◆ TASK DIRECTIONS:
The data beneath this task is to be duplicated exactly, in its entirety.
PROVIDED INFORMATION: Begin
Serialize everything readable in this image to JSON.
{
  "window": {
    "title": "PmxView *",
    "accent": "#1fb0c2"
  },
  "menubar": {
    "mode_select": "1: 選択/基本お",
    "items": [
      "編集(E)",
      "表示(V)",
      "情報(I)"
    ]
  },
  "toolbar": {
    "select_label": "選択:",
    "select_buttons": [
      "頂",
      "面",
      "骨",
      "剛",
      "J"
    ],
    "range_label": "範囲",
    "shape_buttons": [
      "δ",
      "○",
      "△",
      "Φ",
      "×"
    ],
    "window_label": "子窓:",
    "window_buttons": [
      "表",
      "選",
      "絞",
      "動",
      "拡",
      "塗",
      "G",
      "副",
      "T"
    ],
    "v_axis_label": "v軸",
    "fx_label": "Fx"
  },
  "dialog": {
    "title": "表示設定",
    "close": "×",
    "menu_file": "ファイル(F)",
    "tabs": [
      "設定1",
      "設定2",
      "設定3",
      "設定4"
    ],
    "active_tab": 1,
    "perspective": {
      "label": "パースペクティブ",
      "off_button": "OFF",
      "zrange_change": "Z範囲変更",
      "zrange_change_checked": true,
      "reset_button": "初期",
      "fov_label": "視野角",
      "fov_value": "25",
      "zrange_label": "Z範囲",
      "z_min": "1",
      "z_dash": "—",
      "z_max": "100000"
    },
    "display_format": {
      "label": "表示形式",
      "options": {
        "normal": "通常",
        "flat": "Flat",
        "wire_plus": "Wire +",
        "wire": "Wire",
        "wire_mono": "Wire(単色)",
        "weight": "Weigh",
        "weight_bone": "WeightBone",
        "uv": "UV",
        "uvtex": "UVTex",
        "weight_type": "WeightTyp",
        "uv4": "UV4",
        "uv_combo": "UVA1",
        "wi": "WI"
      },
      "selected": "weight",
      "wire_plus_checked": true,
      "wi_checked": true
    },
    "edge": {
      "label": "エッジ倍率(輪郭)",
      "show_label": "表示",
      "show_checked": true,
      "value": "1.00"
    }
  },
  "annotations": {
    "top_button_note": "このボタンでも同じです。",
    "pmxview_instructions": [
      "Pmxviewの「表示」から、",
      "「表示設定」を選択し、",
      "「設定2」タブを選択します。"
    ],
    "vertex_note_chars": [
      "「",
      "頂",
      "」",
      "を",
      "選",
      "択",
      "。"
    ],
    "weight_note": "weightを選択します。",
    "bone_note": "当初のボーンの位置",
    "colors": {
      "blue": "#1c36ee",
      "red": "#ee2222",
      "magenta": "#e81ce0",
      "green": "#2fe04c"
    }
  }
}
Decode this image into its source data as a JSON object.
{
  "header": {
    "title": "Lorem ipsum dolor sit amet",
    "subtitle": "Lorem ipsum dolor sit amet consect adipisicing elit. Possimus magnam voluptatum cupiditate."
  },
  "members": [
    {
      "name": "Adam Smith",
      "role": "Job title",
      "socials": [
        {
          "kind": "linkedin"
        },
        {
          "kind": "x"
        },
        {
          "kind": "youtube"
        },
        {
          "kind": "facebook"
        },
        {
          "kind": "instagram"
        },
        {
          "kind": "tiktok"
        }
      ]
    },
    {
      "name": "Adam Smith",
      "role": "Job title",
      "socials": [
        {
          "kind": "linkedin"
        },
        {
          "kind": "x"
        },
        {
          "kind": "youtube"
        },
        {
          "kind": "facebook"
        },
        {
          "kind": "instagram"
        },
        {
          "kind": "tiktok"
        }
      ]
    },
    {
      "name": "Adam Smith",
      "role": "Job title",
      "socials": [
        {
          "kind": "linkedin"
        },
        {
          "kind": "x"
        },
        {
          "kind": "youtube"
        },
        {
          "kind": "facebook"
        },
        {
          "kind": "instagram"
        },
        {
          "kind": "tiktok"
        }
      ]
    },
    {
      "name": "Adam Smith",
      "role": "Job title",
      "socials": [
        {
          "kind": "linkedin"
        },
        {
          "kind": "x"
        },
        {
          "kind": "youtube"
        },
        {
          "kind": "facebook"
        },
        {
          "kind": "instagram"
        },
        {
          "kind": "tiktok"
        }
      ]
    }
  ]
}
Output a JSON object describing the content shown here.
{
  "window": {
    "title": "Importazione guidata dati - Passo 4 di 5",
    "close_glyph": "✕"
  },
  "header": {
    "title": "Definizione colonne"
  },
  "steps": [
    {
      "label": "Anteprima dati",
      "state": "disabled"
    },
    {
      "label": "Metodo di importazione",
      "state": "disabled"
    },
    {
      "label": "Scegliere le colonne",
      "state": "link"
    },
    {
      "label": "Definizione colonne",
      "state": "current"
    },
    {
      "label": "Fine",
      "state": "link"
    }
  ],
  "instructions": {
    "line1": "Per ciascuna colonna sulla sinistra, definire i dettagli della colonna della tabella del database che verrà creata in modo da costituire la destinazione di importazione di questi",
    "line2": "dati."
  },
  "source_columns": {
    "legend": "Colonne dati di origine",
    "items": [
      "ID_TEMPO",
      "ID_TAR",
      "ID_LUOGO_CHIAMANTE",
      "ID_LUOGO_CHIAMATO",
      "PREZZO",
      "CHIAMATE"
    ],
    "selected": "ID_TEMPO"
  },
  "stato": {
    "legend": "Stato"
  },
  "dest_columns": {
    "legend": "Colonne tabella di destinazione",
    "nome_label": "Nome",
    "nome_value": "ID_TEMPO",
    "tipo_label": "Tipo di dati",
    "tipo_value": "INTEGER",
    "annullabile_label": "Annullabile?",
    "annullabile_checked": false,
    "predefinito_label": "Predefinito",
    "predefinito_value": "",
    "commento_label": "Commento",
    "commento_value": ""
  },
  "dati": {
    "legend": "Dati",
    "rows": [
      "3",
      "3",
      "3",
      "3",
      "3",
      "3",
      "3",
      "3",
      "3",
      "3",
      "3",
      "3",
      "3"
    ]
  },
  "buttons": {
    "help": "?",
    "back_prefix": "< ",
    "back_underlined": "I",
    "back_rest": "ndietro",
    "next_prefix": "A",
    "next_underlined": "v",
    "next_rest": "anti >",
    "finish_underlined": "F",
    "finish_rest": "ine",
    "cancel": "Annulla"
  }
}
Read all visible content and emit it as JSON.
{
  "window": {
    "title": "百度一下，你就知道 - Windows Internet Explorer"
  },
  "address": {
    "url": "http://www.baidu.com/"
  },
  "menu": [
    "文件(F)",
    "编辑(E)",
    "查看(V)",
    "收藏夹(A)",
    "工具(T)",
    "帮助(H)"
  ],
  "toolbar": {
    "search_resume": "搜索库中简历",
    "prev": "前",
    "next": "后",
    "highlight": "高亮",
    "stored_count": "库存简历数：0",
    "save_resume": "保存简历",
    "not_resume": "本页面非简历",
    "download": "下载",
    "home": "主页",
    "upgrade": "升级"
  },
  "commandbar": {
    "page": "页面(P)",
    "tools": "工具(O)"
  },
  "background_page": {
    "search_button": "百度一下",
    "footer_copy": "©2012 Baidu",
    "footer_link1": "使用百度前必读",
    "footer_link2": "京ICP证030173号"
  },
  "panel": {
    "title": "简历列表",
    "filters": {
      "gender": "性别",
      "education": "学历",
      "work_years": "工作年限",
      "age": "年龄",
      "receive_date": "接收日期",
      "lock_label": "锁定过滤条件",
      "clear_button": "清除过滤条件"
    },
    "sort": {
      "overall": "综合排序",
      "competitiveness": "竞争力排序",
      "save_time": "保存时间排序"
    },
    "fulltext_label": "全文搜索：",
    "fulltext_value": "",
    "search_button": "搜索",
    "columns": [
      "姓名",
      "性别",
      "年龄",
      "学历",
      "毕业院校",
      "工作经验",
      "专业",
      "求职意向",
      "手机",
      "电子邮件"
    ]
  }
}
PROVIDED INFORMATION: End
◆ ANSWER BELOW:
Serialize everything readable in this image to JSON.
{
  "window": {
    "title": "PmxView *",
    "accent": "#1fb0c2"
  },
  "menubar": {
    "mode_select": "1: 選択/基本お",
    "items": [
      "編集(E)",
      "表示(V)",
      "情報(I)"
    ]
  },
  "toolbar": {
    "select_label": "選択:",
    "select_buttons": [
      "頂",
      "面",
      "骨",
      "剛",
      "J"
    ],
    "range_label": "範囲",
    "shape_buttons": [
      "δ",
      "○",
      "△",
      "Φ",
      "×"
    ],
    "window_label": "子窓:",
    "window_buttons": [
      "表",
      "選",
      "絞",
      "動",
      "拡",
      "塗",
      "G",
      "副",
      "T"
    ],
    "v_axis_label": "v軸",
    "fx_label": "Fx"
  },
  "dialog": {
    "title": "表示設定",
    "close": "×",
    "menu_file": "ファイル(F)",
    "tabs": [
      "設定1",
      "設定2",
      "設定3",
      "設定4"
    ],
    "active_tab": 1,
    "perspective": {
      "label": "パースペクティブ",
      "off_button": "OFF",
      "zrange_change": "Z範囲変更",
      "zrange_change_checked": true,
      "reset_button": "初期",
      "fov_label": "視野角",
      "fov_value": "25",
      "zrange_label": "Z範囲",
      "z_min": "1",
      "z_dash": "—",
      "z_max": "100000"
    },
    "display_format": {
      "label": "表示形式",
      "options": {
        "normal": "通常",
        "flat": "Flat",
        "wire_plus": "Wire +",
        "wire": "Wire",
        "wire_mono": "Wire(単色)",
        "weight": "Weigh",
        "weight_bone": "WeightBone",
        "uv": "UV",
        "uvtex": "UVTex",
        "weight_type": "WeightTyp",
        "uv4": "UV4",
        "uv_combo": "UVA1",
        "wi": "WI"
      },
      "selected": "weight",
      "wire_plus_checked": true,
      "wi_checked": true
    },
    "edge": {
      "label": "エッジ倍率(輪郭)",
      "show_label": "表示",
      "show_checked": true,
      "value": "1.00"
    }
  },
  "annotations": {
    "top_button_note": "このボタンでも同じです。",
    "pmxview_instructions": [
      "Pmxviewの「表示」から、",
      "「表示設定」を選択し、",
      "「設定2」タブを選択します。"
    ],
    "vertex_note_chars": [
      "「",
      "頂",
      "」",
      "を",
      "選",
      "択",
      "。"
    ],
    "weight_note": "weightを選択します。",
    "bone_note": "当初のボーンの位置",
    "colors": {
      "blue": "#1c36ee",
      "red": "#ee2222",
      "magenta": "#e81ce0",
      "green": "#2fe04c"
    }
  }
}
Decode this image into its source data as a JSON object.
{
  "header": {
    "title": "Lorem ipsum dolor sit amet",
    "subtitle": "Lorem ipsum dolor sit amet consect adipisicing elit. Possimus magnam voluptatum cupiditate."
  },
  "members": [
    {
      "name": "Adam Smith",
      "role": "Job title",
      "socials": [
        {
          "kind": "linkedin"
        },
        {
          "kind": "x"
        },
        {
          "kind": "youtube"
        },
        {
          "kind": "facebook"
        },
        {
          "kind": "instagram"
        },
        {
          "kind": "tiktok"
        }
      ]
    },
    {
      "name": "Adam Smith",
      "role": "Job title",
      "socials": [
        {
          "kind": "linkedin"
        },
        {
          "kind": "x"
        },
        {
          "kind": "youtube"
        },
        {
          "kind": "facebook"
        },
        {
          "kind": "instagram"
        },
        {
          "kind": "tiktok"
        }
      ]
    },
    {
      "name": "Adam Smith",
      "role": "Job title",
      "socials": [
        {
          "kind": "linkedin"
        },
        {
          "kind": "x"
        },
        {
          "kind": "youtube"
        },
        {
          "kind": "facebook"
        },
        {
          "kind": "instagram"
        },
        {
          "kind": "tiktok"
        }
      ]
    },
    {
      "name": "Adam Smith",
      "role": "Job title",
      "socials": [
        {
          "kind": "linkedin"
        },
        {
          "kind": "x"
        },
        {
          "kind": "youtube"
        },
        {
          "kind": "facebook"
        },
        {
          "kind": "instagram"
        },
        {
          "kind": "tiktok"
        }
      ]
    }
  ]
}
Output a JSON object describing the content shown here.
{
  "window": {
    "title": "Importazione guidata dati - Passo 4 di 5",
    "close_glyph": "✕"
  },
  "header": {
    "title": "Definizione colonne"
  },
  "steps": [
    {
      "label": "Anteprima dati",
      "state": "disabled"
    },
    {
      "label": "Metodo di importazione",
      "state": "disabled"
    },
    {
      "label": "Scegliere le colonne",
      "state": "link"
    },
    {
      "label": "Definizione colonne",
      "state": "current"
    },
    {
      "label": "Fine",
      "state": "link"
    }
  ],
  "instructions": {
    "line1": "Per ciascuna colonna sulla sinistra, definire i dettagli della colonna della tabella del database che verrà creata in modo da costituire la destinazione di importazione di questi",
    "line2": "dati."
  },
  "source_columns": {
    "legend": "Colonne dati di origine",
    "items": [
      "ID_TEMPO",
      "ID_TAR",
      "ID_LUOGO_CHIAMANTE",
      "ID_LUOGO_CHIAMATO",
      "PREZZO",
      "CHIAMATE"
    ],
    "selected": "ID_TEMPO"
  },
  "stato": {
    "legend": "Stato"
  },
  "dest_columns": {
    "legend": "Colonne tabella di destinazione",
    "nome_label": "Nome",
    "nome_value": "ID_TEMPO",
    "tipo_label": "Tipo di dati",
    "tipo_value": "INTEGER",
    "annullabile_label": "Annullabile?",
    "annullabile_checked": false,
    "predefinito_label": "Predefinito",
    "predefinito_value": "",
    "commento_label": "Commento",
    "commento_value": ""
  },
  "dati": {
    "legend": "Dati",
    "rows": [
      "3",
      "3",
      "3",
      "3",
      "3",
      "3",
      "3",
      "3",
      "3",
      "3",
      "3",
      "3",
      "3"
    ]
  },
  "buttons": {
    "help": "?",
    "back_prefix": "< ",
    "back_underlined": "I",
    "back_rest": "ndietro",
    "next_prefix": "A",
    "next_underlined": "v",
    "next_rest": "anti >",
    "finish_underlined": "F",
    "finish_rest": "ine",
    "cancel": "Annulla"
  }
}
Read all visible content and emit it as JSON.
{
  "window": {
    "title": "百度一下，你就知道 - Windows Internet Explorer"
  },
  "address": {
    "url": "http://www.baidu.com/"
  },
  "menu": [
    "文件(F)",
    "编辑(E)",
    "查看(V)",
    "收藏夹(A)",
    "工具(T)",
    "帮助(H)"
  ],
  "toolbar": {
    "search_resume": "搜索库中简历",
    "prev": "前",
    "next": "后",
    "highlight": "高亮",
    "stored_count": "库存简历数：0",
    "save_resume": "保存简历",
    "not_resume": "本页面非简历",
    "download": "下载",
    "home": "主页",
    "upgrade": "升级"
  },
  "commandbar": {
    "page": "页面(P)",
    "tools": "工具(O)"
  },
  "background_page": {
    "search_button": "百度一下",
    "footer_copy": "©2012 Baidu",
    "footer_link1": "使用百度前必读",
    "footer_link2": "京ICP证030173号"
  },
  "panel": {
    "title": "简历列表",
    "filters": {
      "gender": "性别",
      "education": "学历",
      "work_years": "工作年限",
      "age": "年龄",
      "receive_date": "接收日期",
      "lock_label": "锁定过滤条件",
      "clear_button": "清除过滤条件"
    },
    "sort": {
      "overall": "综合排序",
      "competitiveness": "竞争力排序",
      "save_time": "保存时间排序"
    },
    "fulltext_label": "全文搜索：",
    "fulltext_value": "",
    "search_button": "搜索",
    "columns": [
      "姓名",
      "性别",
      "年龄",
      "学历",
      "毕业院校",
      "工作经验",
      "专业",
      "求职意向",
      "手机",
      "电子邮件"
    ]
  }
}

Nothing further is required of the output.